§ THE PROBLEM
Reproduce each entry below exactly, without omitting any.

§ Data items
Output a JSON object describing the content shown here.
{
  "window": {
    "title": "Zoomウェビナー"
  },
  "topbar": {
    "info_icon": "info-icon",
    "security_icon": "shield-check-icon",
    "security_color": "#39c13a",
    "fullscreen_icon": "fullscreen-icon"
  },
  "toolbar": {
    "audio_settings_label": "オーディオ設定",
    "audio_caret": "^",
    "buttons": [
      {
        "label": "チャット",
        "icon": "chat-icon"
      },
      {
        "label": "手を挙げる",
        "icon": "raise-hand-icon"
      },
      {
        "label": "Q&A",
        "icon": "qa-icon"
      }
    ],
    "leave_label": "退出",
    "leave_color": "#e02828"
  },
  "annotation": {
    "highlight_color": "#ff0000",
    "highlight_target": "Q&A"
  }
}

§ ANSWER TO THE PROBLEM
Output a JSON object describing the content shown here.
{
  "window": {
    "title": "Zoomウェビナー"
  },
  "topbar": {
    "info_icon": "info-icon",
    "security_icon": "shield-check-icon",
    "security_color": "#39c13a",
    "fullscreen_icon": "fullscreen-icon"
  },
  "toolbar": {
    "audio_settings_label": "オーディオ設定",
    "audio_caret": "^",
    "buttons": [
      {
        "label": "チャット",
        "icon": "chat-icon"
      },
      {
        "label": "手を挙げる",
        "icon": "raise-hand-icon"
      },
      {
        "label": "Q&A",
        "icon": "qa-icon"
      }
    ],
    "leave_label": "退出",
    "leave_color": "#e02828"
  },
  "annotation": {
    "highlight_color": "#ff0000",
    "highlight_target": "Q&A"
  }
}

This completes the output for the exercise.